Jesse S. Curtis, a Cultural Affairs Officer and the director of Beijing American Center Photo: Rebecca Lin/Sino-US.com
The Beijing American Center (BAC) may be the best place to go if you want to know more about American culture and especially when you hope to gain the knowledge through people-to-people direct exchange with American scholars, researchers, government officials or common Americans who are experts in the specific fields you are interested in. Or you may find the place enticing just to practice English.
The Center actually belongs to the US Embassy in Beijing, and Jesse S. Curtis, a Cultural Affairs Officer (文化参赞) who has worked for 15 years for the State Department (美国国务院), now is running the Center which has five separate units and a staff of 25.
In an exclusive interview with sino-us.com, Curtis talks about the Center’s programs, activities, main goals and future plans.
Q: Being a part of the US Embassy, when was the BAC established?
A: We fall under the cultural section of the public affairs office of the embassy. And the American Center at this space in Jingguang Building (京广中心) has been here for almost 20 years since 1994. Through this whole time, our mission has been the same—to provide a place and location where Chinese people can come and learn more about the United States.
Q: So, the BAC aims to bridge the cultural divide between China and the US, right?
A: Yes. Our main goal here at the Beijing American Center is to "explain" the United States to the Chinese public. The programs and activities we do here are designed to help Chinese get a better understanding of what is America, what is America like, and what are the values and ideals that we have in the United States.
Q: I find a lot of your activities and programs interesting. They encourage interaction between the audiences and speakers, which has definitely gained the Center lots of fans. How do you feel about that?
A: In fact, within the last two years, we have changed the main focus of our activities. About two years ago, we were just a library—a reference library, so that people can come in, read books, magazines, and find out about the United States. But the demand for books has gone down, while the demand for people-to-people direct exchange and information has gone way, way up. So, we made the decision to change the orientation, and now we have a much larger space that we can use to do different kinds of activities.
Q: Could you introduce some regular events or things that have left a strong impression on you?
A: For this afternoon, there is "Meet a US Student (activity)", which we would do every two weeks. It is designed to give our Chinese friends an opportunity to come into the BAC and talk with real Americans—students, teachers or anyone who is here living and working in China—to exchange information about what it’s like to live in the US and what it’s like for an American to be here.
We do Movie Nights regularly. We would show American movies and then talk about the significance of the movies. We sometimes do Game Night. And we feature special activities: for example, last fall, during the Halloween Holiday, we did a Pumpkin Carnival—we bought some pumpkins, invited people to come in and dress in costumes and we held a pumpkin cutting contest. And we did trick or treat and handed out candies.

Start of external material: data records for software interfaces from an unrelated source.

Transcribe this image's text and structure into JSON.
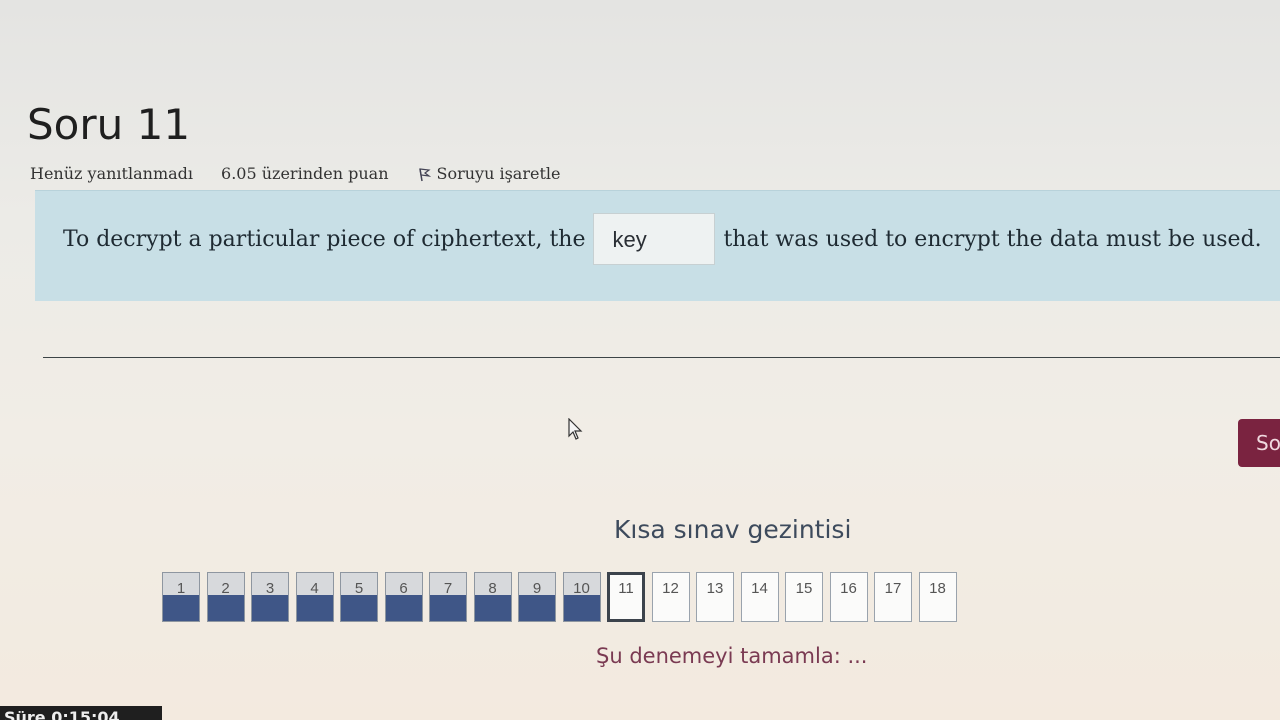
{
  "question": {
    "title": "Soru 11",
    "status": "Henüz yanıtlanmadı",
    "points": "6.05 üzerinden puan",
    "flag_label": "Soruyu işaretle",
    "text_before": "To decrypt a particular piece of ciphertext, the",
    "answer_value": "key",
    "text_after": "that was used to encrypt the data must be used."
  },
  "next_button_label": "So",
  "quiz_nav": {
    "title": "Kısa sınav gezintisi",
    "current": 11,
    "buttons": [
      {
        "label": "1",
        "state": "answered"
      },
      {
        "label": "2",
        "state": "answered"
      },
      {
        "label": "3",
        "state": "answered"
      },
      {
        "label": "4",
        "state": "answered"
      },
      {
        "label": "5",
        "state": "answered"
      },
      {
        "label": "6",
        "state": "answered"
      },
      {
        "label": "7",
        "state": "answered"
      },
      {
        "label": "8",
        "state": "answered"
      },
      {
        "label": "9",
        "state": "answered"
      },
      {
        "label": "10",
        "state": "answered"
      },
      {
        "label": "11",
        "state": "current"
      },
      {
        "label": "12",
        "state": "unanswered"
      },
      {
        "label": "13",
        "state": "unanswered"
      },
      {
        "label": "14",
        "state": "unanswered"
      },
      {
        "label": "15",
        "state": "unanswered"
      },
      {
        "label": "16",
        "state": "unanswered"
      },
      {
        "label": "17",
        "state": "unanswered"
      },
      {
        "label": "18",
        "state": "unanswered"
      }
    ],
    "finish_label": "Şu denemeyi tamamla: ..."
  },
  "timer_text": "Süre 0:15:04",
  "colors": {
    "question_bg": "#c8dfe6",
    "answered_fill": "#3f5687",
    "next_button": "#7a2340",
    "nav_title": "#3d4a5c",
    "finish_link": "#7a3a52"
  },
  "icons": [
    "flag-icon",
    "mouse-cursor-icon"
  ]
}
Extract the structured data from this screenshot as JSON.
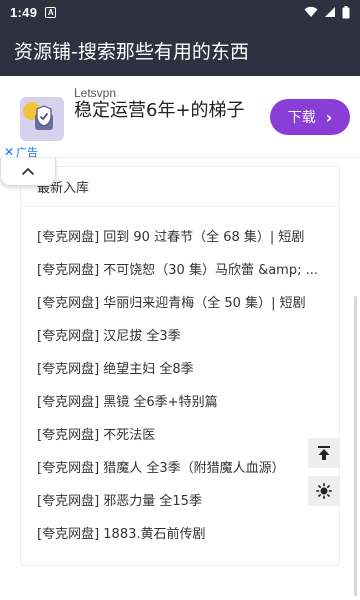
{
  "status_bar": {
    "time": "1:49",
    "notification_letter": "A"
  },
  "app_bar": {
    "title": "资源铺-搜索那些有用的东西"
  },
  "ad": {
    "brand": "Letsvpn",
    "title": "稳定运营6年+的梯子",
    "cta_label": "下载",
    "cta_arrow": "›",
    "close": "✕",
    "tag_label": "广告",
    "accent_color": "#8a3ed8"
  },
  "card": {
    "header": "最新入库",
    "items": [
      "[夸克网盘] 回到 90 过春节（全 68 集）| 短剧",
      "[夸克网盘] 不可饶恕（30 集）马欣蕾 &amp; ...",
      "[夸克网盘] 华丽归来迎青梅（全 50 集）| 短剧",
      "[夸克网盘] 汉尼拔 全3季",
      "[夸克网盘] 绝望主妇 全8季",
      "[夸克网盘] 黑镜 全6季+特别篇",
      "[夸克网盘] 不死法医",
      "[夸克网盘] 猎魔人 全3季（附猎魔人血源）",
      "[夸克网盘] 邪恶力量 全15季",
      "[夸克网盘] 1883.黄石前传剧"
    ]
  },
  "icons": {
    "collapse": "chevron-up-icon",
    "back_to_top": "back-to-top-icon",
    "theme": "brightness-icon"
  }
}
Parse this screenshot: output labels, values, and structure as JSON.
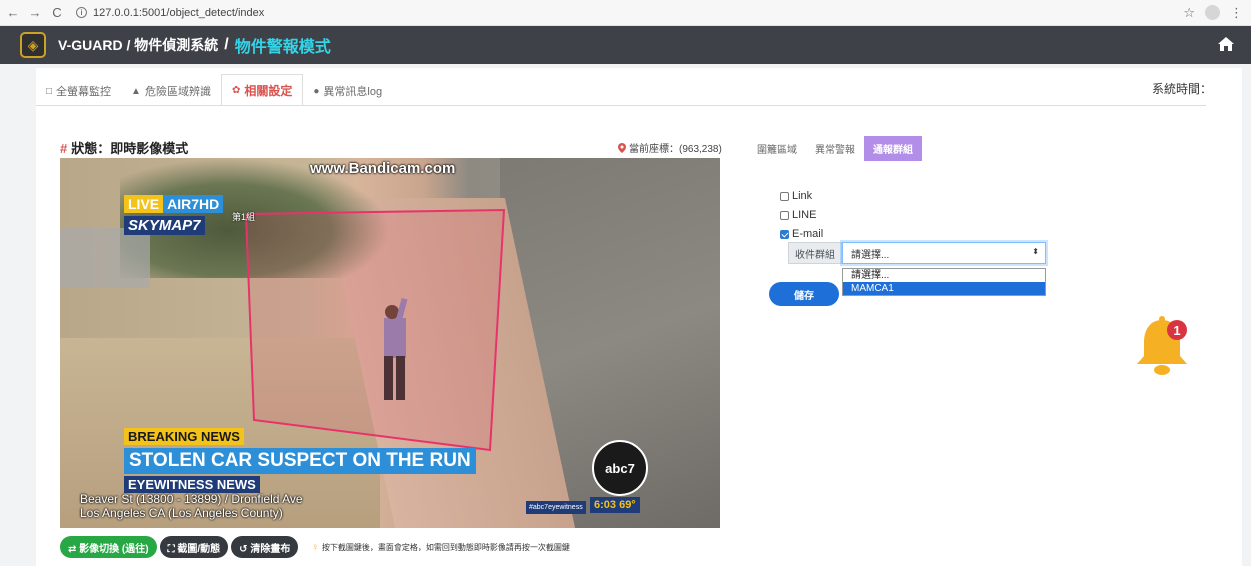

Through the event, we gave people an opportunity to understand what the fall festival is like, and what the Halloween traditions are, so that they can actually blend into the culture.
Q: So, the BAC just started to hold activities two years ago, right?
A: No. We’ve been doing these kinds of activities all along.
The difference is that, before the past two years, we were doing about 10 to 12 activities each month, so we just did two activities a week on average, because our main focus was the library. But now, our main focus has become the activities.
So, we are now doing seven or eight programs each week. The amount of activities and programs has gone up almost four times in the last two years.
Q: Do you have any future plans?
A: We intend to further expand our activities, and to let more Chinese people know about what we are doing. Our goal is to do four or five programs every single day on average. We’re not there yet, but we’ll make efforts.
Q: Then, how would you do that exactly?
A: We’re looking at a couple of different things. One way is to organize more programs during the day. So, instead of doing one program each day, we try to do two or three programs each day. Another way we are looking at is to try to make our programs available in other ways. We can record the program and put them on the Internet. So people who can’t come for a lecture can watch it on the Internet later at a different time. For those very popular programs, we would try to do it more than one time. If we do it in the evening one time, we’ll do it another time in the morning, so that different kinds of people will be able to come to that program. Something else we are looking at is we may begin to do programs on the weekends.
Q: Would you hire more, in this case?
A: No. I will work with the staff that I have. What we might do is to adjust work schedules. Someone instead of working Monday through Friday might work Wednesday through Sunday. That’s common in the US for those companies that have to provide services every day. We’re looking at it as an option because that would allow us to do more programs on Saturday and Sunday, when more Chinese people have time to come in.